I have been told that you can achieve higher quality video in H.624 with the same file size, and while that is all fine and dandy, the added overhead of separate audio and subtitling streams make the filesize actually larger than the same video encoded with XviD/MP3, with static subtitles.
Sure, being able to switch off the subtitles is great -- except that I don't understand Japanese well enough to do without the subtitles. I need those subtitles.
Switching the audio stream is great too -- if I wanted to watch a dubbed DVD rip, which I don't. And only a single audio stream bloats the file anyway!
Oh, and I can't even play the content anyway, so thanks but no thanks anyway.
However, sometimes you just don't have a choice if you want to catch those episodes of your favourite fansub. So what to do? Well, re-encode the video to use XviD/MP3, of course! Surely that is a worthy use of those hyperthreaded gigahertzes available to me!
Except that this one file has had me stumped for weeks. No matter what I did, I could not get the audio and video to sync up. The audio was perfectly in sync with the subtitles, but the video always ran a bit before the audio. I calculated the framerates that should be correct, but that didn't work either.
Today I found out that the MKV-container supports variable framerates. WTF is up with that -- what is the use of variable framerates in a file format that works with keyframes and delta-frames anyway?
Apparently someone thought it was a good idea to introduce variable framerates -- and while AviSynth produced 23.976 frames per second, the skipped frames were served before their time had come, which resulted in the video moving faster than the audio.
I had to upgrade to version 2.5.6 to be able to use the 'convertfps' parameter of DirectShowSource, which inserts frames to get a constant framerate.
And now it works.

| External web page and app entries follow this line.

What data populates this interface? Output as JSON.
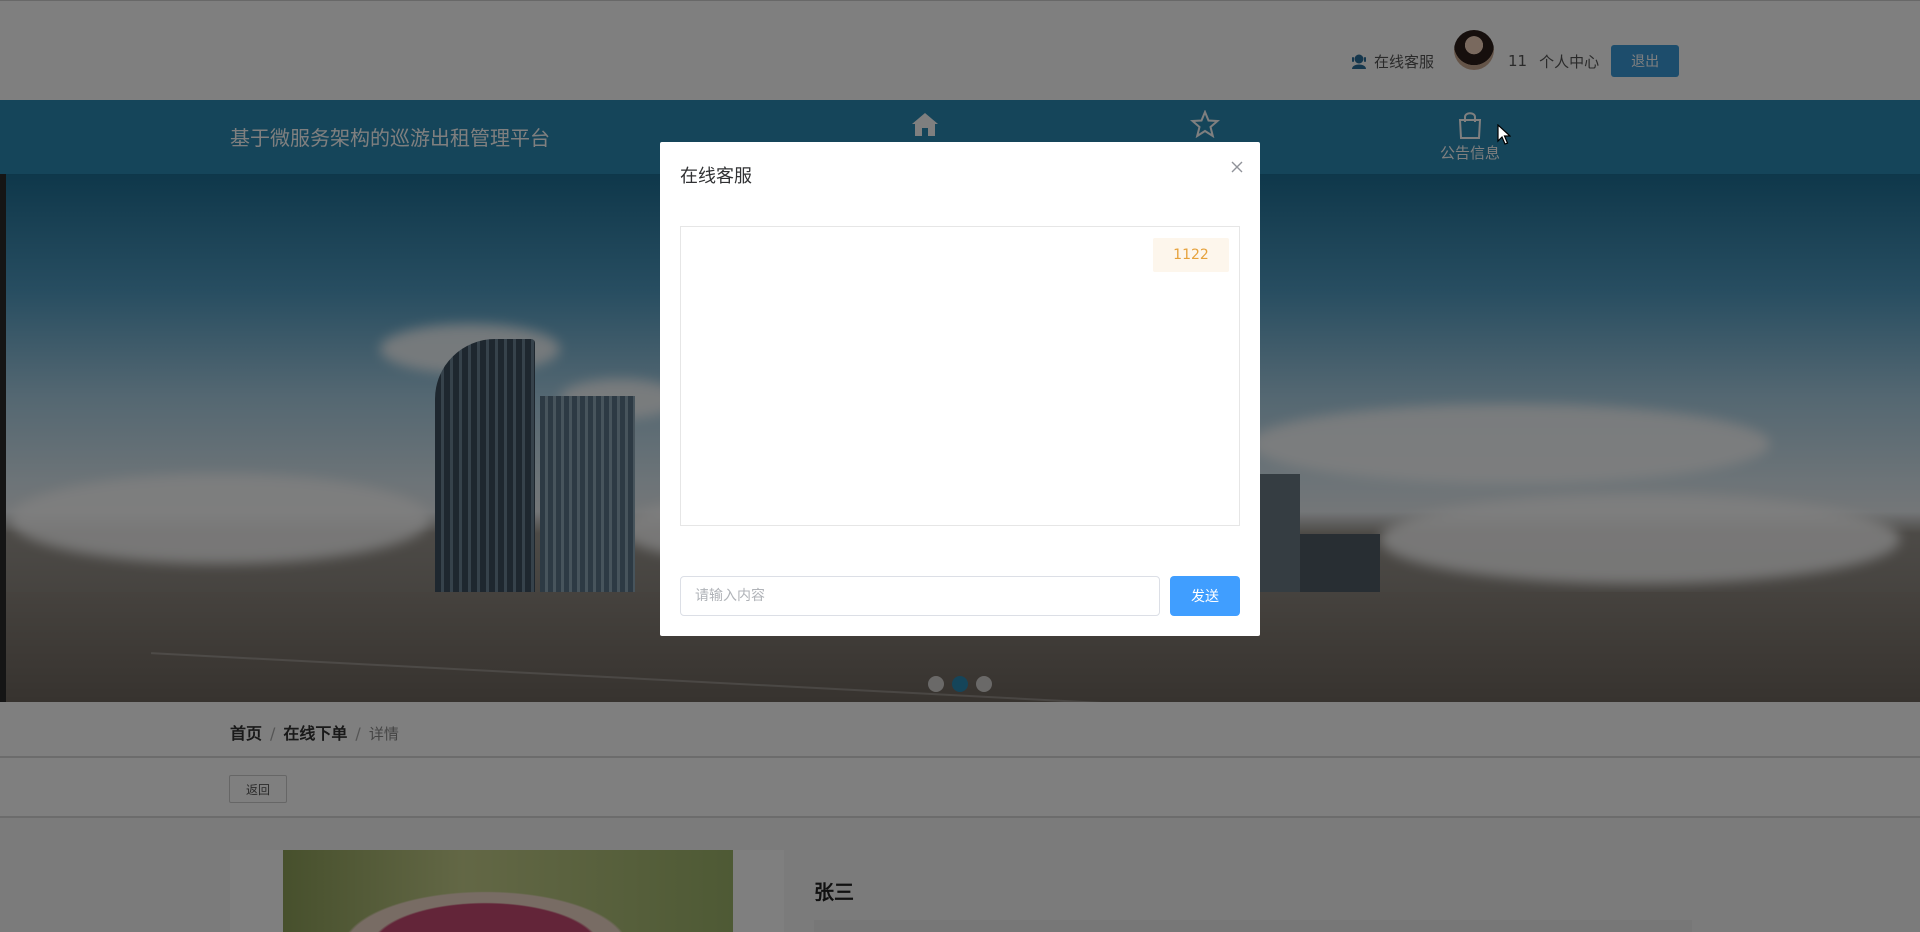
{
  "header": {
    "customer_service_label": "在线客服",
    "username": "11",
    "personal_center": "个人中心",
    "logout": "退出"
  },
  "nav": {
    "site_title": "基于微服务架构的巡游出租管理平台",
    "items": [
      {
        "label": "",
        "icon": "home-icon"
      },
      {
        "label": "",
        "icon": "star-icon"
      },
      {
        "label": "公告信息",
        "icon": "shopping-bag-icon"
      }
    ]
  },
  "banner": {
    "slide_count": 3,
    "active_slide": 2
  },
  "breadcrumb": {
    "items": [
      "首页",
      "在线下单",
      "详情"
    ]
  },
  "back_button": "返回",
  "detail": {
    "name": "张三"
  },
  "modal": {
    "title": "在线客服",
    "messages": [
      {
        "text": "1122"
      }
    ],
    "input_placeholder": "请输入内容",
    "send_label": "发送"
  },
  "colors": {
    "nav_bg": "#2b8ab4",
    "logout_bg": "#3a9ad9",
    "send_bg": "#409eff",
    "message_bg": "#fdf6ec",
    "message_text": "#e6a23c"
  }
}
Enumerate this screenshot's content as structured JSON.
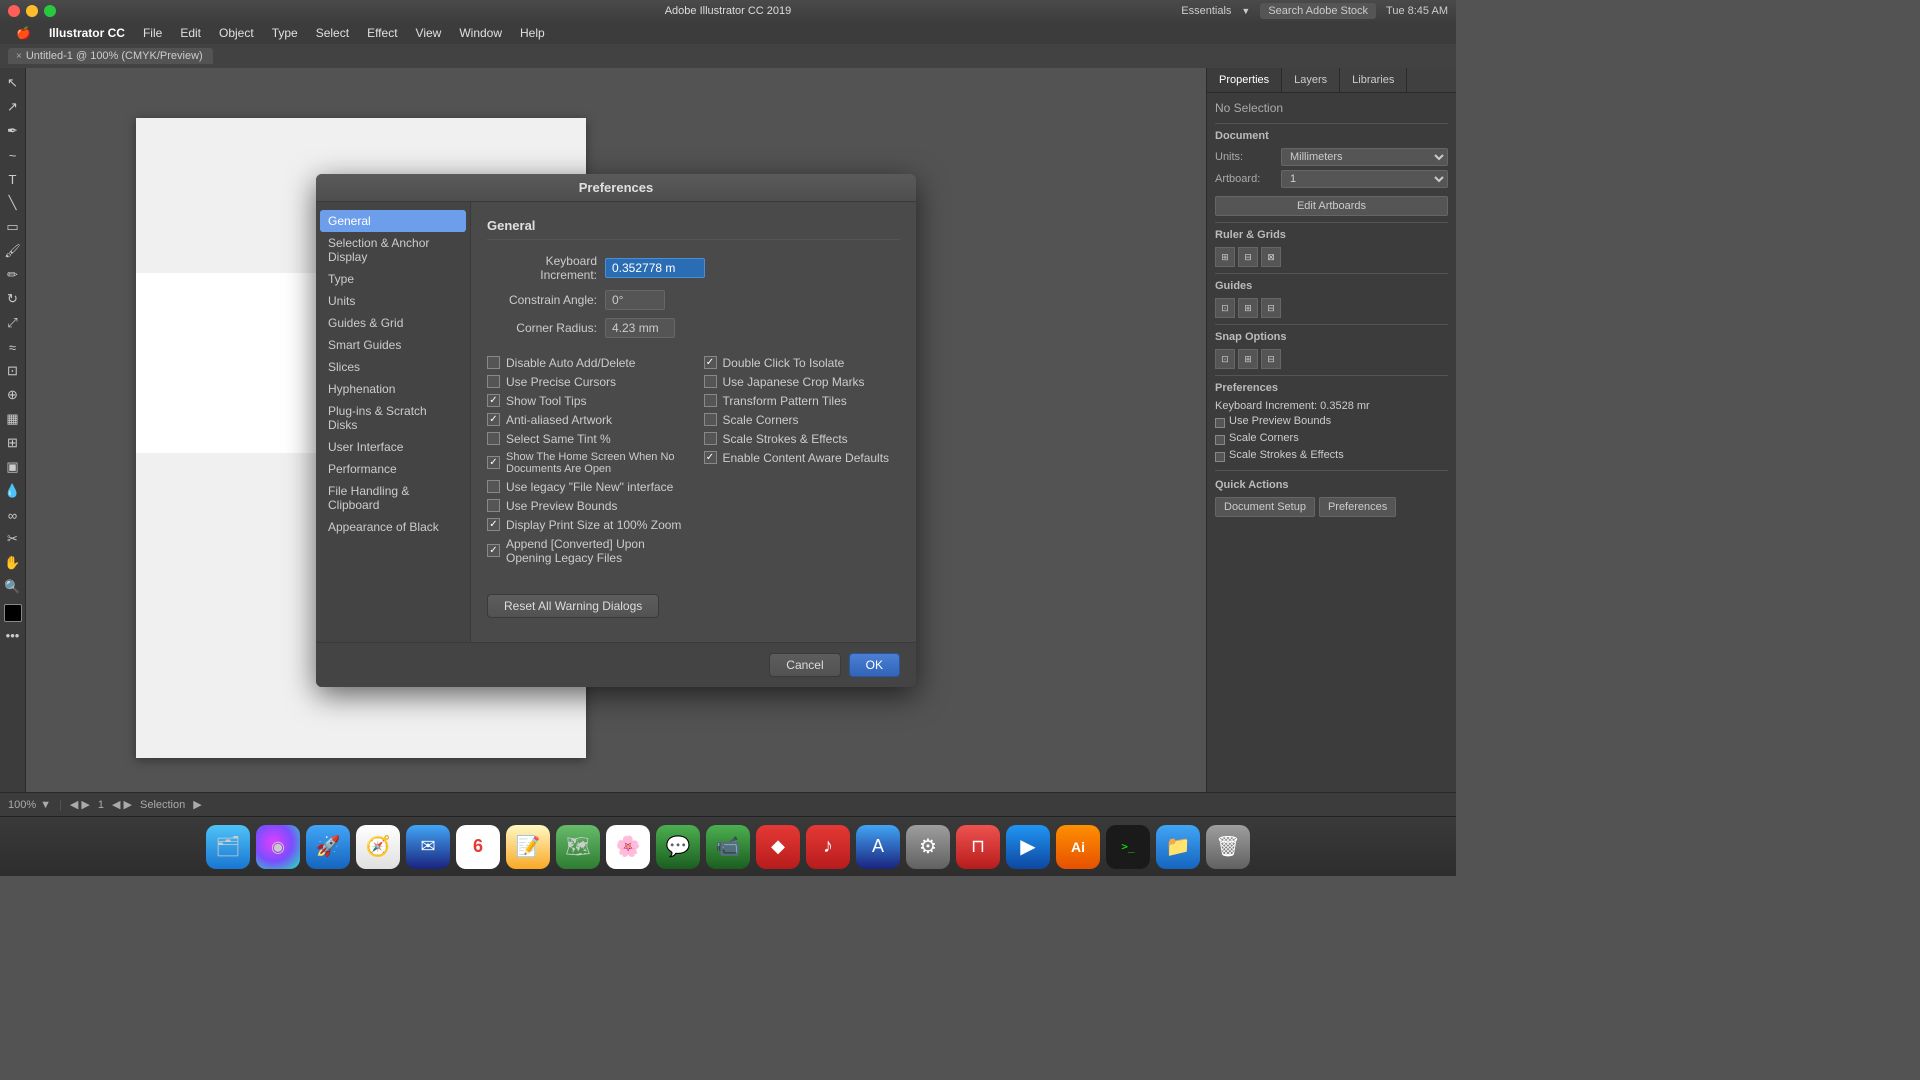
{
  "titlebar": {
    "app_name": "Illustrator CC",
    "title": "Adobe Illustrator CC 2019",
    "time": "Tue 8:45 AM",
    "essentials_label": "Essentials",
    "search_stock_placeholder": "Search Adobe Stock"
  },
  "menubar": {
    "apple_menu": "🍎",
    "items": [
      "Illustrator CC",
      "File",
      "Edit",
      "Object",
      "Type",
      "Select",
      "Effect",
      "View",
      "Window",
      "Help"
    ]
  },
  "tab": {
    "close_icon": "×",
    "label": "Untitled-1 @ 100% (CMYK/Preview)"
  },
  "right_panel": {
    "tabs": [
      "Properties",
      "Layers",
      "Libraries"
    ],
    "no_selection": "No Selection",
    "document_section": "Document",
    "units_label": "Units:",
    "units_value": "Millimeters",
    "artboard_label": "Artboard:",
    "artboard_value": "1",
    "edit_artboards_btn": "Edit Artboards",
    "ruler_grids_label": "Ruler & Grids",
    "guides_label": "Guides",
    "snap_options_label": "Snap Options",
    "preferences_label": "Preferences",
    "keyboard_increment": "Keyboard Increment: 0.3528 mr",
    "use_preview_bounds": "Use Preview Bounds",
    "scale_corners": "Scale Corners",
    "scale_strokes_effects": "Scale Strokes & Effects",
    "quick_actions_label": "Quick Actions",
    "document_setup_btn": "Document Setup",
    "preferences_btn": "Preferences"
  },
  "dialog": {
    "title": "Preferences",
    "sidebar_items": [
      {
        "id": "general",
        "label": "General",
        "active": true
      },
      {
        "id": "selection",
        "label": "Selection & Anchor Display"
      },
      {
        "id": "type",
        "label": "Type"
      },
      {
        "id": "units",
        "label": "Units"
      },
      {
        "id": "guides",
        "label": "Guides & Grid"
      },
      {
        "id": "smart_guides",
        "label": "Smart Guides"
      },
      {
        "id": "slices",
        "label": "Slices"
      },
      {
        "id": "hyphenation",
        "label": "Hyphenation"
      },
      {
        "id": "plugins",
        "label": "Plug-ins & Scratch Disks"
      },
      {
        "id": "user_interface",
        "label": "User Interface"
      },
      {
        "id": "performance",
        "label": "Performance"
      },
      {
        "id": "file_handling",
        "label": "File Handling & Clipboard"
      },
      {
        "id": "appearance",
        "label": "Appearance of Black"
      }
    ],
    "section_title": "General",
    "keyboard_increment_label": "Keyboard Increment:",
    "keyboard_increment_value": "0.352778 m",
    "constrain_angle_label": "Constrain Angle:",
    "constrain_angle_value": "0°",
    "corner_radius_label": "Corner Radius:",
    "corner_radius_value": "4.23 mm",
    "checkboxes_left": [
      {
        "id": "disable_auto",
        "label": "Disable Auto Add/Delete",
        "checked": false
      },
      {
        "id": "use_precise",
        "label": "Use Precise Cursors",
        "checked": false
      },
      {
        "id": "show_tool_tips",
        "label": "Show Tool Tips",
        "checked": true
      },
      {
        "id": "anti_aliased",
        "label": "Anti-aliased Artwork",
        "checked": true
      },
      {
        "id": "select_same_tint",
        "label": "Select Same Tint %",
        "checked": false
      },
      {
        "id": "show_home",
        "label": "Show The Home Screen When No Documents Are Open",
        "checked": true
      },
      {
        "id": "use_legacy",
        "label": "Use legacy \"File New\" interface",
        "checked": false
      },
      {
        "id": "use_preview_bounds",
        "label": "Use Preview Bounds",
        "checked": false
      },
      {
        "id": "display_print_size",
        "label": "Display Print Size at 100% Zoom",
        "checked": true
      },
      {
        "id": "append_converted",
        "label": "Append [Converted] Upon Opening Legacy Files",
        "checked": true
      }
    ],
    "checkboxes_right": [
      {
        "id": "double_click",
        "label": "Double Click To Isolate",
        "checked": true
      },
      {
        "id": "japanese_crop",
        "label": "Use Japanese Crop Marks",
        "checked": false
      },
      {
        "id": "transform_pattern",
        "label": "Transform Pattern Tiles",
        "checked": false
      },
      {
        "id": "scale_corners",
        "label": "Scale Corners",
        "checked": false
      },
      {
        "id": "scale_strokes",
        "label": "Scale Strokes & Effects",
        "checked": false
      },
      {
        "id": "enable_content",
        "label": "Enable Content Aware Defaults",
        "checked": true
      }
    ],
    "reset_btn": "Reset All Warning Dialogs",
    "cancel_btn": "Cancel",
    "ok_btn": "OK"
  },
  "statusbar": {
    "zoom": "100%",
    "artboard_label": "1",
    "mode": "Selection"
  },
  "dock": {
    "items": [
      {
        "id": "finder",
        "label": "🗂",
        "class": "dock-finder"
      },
      {
        "id": "siri",
        "label": "◉",
        "class": "dock-siri"
      },
      {
        "id": "launchpad",
        "label": "🚀",
        "class": "dock-launchpad"
      },
      {
        "id": "safari",
        "label": "🧭",
        "class": "dock-safari"
      },
      {
        "id": "mail",
        "label": "✉",
        "class": "dock-mail"
      },
      {
        "id": "calendar",
        "label": "6",
        "class": "dock-calendar"
      },
      {
        "id": "notes",
        "label": "📝",
        "class": "dock-notes"
      },
      {
        "id": "maps",
        "label": "🗺",
        "class": "dock-maps"
      },
      {
        "id": "photos",
        "label": "🌸",
        "class": "dock-photos"
      },
      {
        "id": "messages",
        "label": "💬",
        "class": "dock-messages"
      },
      {
        "id": "facetime",
        "label": "📹",
        "class": "dock-facetime"
      },
      {
        "id": "fantastical",
        "label": "◆",
        "class": "dock-fantastical"
      },
      {
        "id": "music",
        "label": "♪",
        "class": "dock-music"
      },
      {
        "id": "appstore",
        "label": "A",
        "class": "dock-appstore"
      },
      {
        "id": "prefs",
        "label": "⚙",
        "class": "dock-prefs"
      },
      {
        "id": "magnet",
        "label": "⊓",
        "class": "dock-magnet"
      },
      {
        "id": "imovie",
        "label": "▶",
        "class": "dock-imovie"
      },
      {
        "id": "ai",
        "label": "Ai",
        "class": "dock-ai"
      },
      {
        "id": "terminal",
        "label": ">_",
        "class": "dock-terminal"
      },
      {
        "id": "files",
        "label": "📁",
        "class": "dock-files"
      },
      {
        "id": "trash",
        "label": "🗑",
        "class": "dock-trash"
      }
    ]
  }
}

Which is cool, because now I can convert those unplayable files into something manageble. And the re-coded AVI file is 136MB smaller than the original MKV file to boot!